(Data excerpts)
=== Begin Enclosure ===

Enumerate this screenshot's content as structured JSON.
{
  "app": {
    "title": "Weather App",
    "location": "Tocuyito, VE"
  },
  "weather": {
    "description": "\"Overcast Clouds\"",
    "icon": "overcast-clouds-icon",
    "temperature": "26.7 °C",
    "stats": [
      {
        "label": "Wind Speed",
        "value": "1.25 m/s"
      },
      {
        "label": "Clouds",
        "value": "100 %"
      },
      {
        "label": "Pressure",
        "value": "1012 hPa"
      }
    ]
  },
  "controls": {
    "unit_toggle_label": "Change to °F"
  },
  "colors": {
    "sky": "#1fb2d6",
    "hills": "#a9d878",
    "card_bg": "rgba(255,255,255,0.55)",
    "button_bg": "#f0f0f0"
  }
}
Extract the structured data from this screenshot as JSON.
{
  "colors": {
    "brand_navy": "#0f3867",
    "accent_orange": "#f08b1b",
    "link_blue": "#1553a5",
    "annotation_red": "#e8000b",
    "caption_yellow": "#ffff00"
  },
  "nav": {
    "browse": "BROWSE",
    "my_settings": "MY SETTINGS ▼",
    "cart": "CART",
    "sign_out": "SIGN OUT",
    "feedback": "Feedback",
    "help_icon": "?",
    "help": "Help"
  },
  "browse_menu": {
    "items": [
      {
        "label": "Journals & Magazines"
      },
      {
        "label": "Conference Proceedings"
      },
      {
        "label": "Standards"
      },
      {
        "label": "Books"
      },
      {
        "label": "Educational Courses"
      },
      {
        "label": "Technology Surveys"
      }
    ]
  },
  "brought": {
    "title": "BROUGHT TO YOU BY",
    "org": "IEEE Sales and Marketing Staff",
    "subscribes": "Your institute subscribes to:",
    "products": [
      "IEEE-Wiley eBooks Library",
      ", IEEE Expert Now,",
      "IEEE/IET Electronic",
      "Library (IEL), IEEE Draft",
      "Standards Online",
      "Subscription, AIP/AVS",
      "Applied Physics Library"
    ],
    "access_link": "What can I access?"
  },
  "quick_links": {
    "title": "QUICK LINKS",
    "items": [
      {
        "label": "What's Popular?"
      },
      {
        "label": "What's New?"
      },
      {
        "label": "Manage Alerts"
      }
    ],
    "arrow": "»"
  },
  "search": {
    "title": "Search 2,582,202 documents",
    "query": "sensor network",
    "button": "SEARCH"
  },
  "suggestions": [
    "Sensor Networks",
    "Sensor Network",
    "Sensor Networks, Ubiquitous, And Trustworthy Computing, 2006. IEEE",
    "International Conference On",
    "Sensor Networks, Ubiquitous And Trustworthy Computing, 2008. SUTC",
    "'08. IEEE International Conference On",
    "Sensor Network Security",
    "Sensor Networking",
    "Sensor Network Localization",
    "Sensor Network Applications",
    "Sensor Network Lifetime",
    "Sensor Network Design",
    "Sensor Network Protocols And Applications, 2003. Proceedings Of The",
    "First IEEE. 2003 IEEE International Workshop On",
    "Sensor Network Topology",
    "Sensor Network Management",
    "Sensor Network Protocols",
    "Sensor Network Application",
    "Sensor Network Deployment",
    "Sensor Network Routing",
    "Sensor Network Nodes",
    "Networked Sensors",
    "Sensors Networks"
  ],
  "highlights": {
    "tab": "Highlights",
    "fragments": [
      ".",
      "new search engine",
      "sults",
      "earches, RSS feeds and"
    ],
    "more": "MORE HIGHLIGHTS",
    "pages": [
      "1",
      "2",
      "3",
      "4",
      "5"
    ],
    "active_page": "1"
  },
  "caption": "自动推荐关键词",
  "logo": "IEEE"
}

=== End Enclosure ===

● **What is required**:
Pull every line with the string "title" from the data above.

● **Your response**:
    "title": "Weather App",
    "title": "BROUGHT TO YOU BY",
    "title": "QUICK LINKS",
    "title": "Search 2,582,202 documents",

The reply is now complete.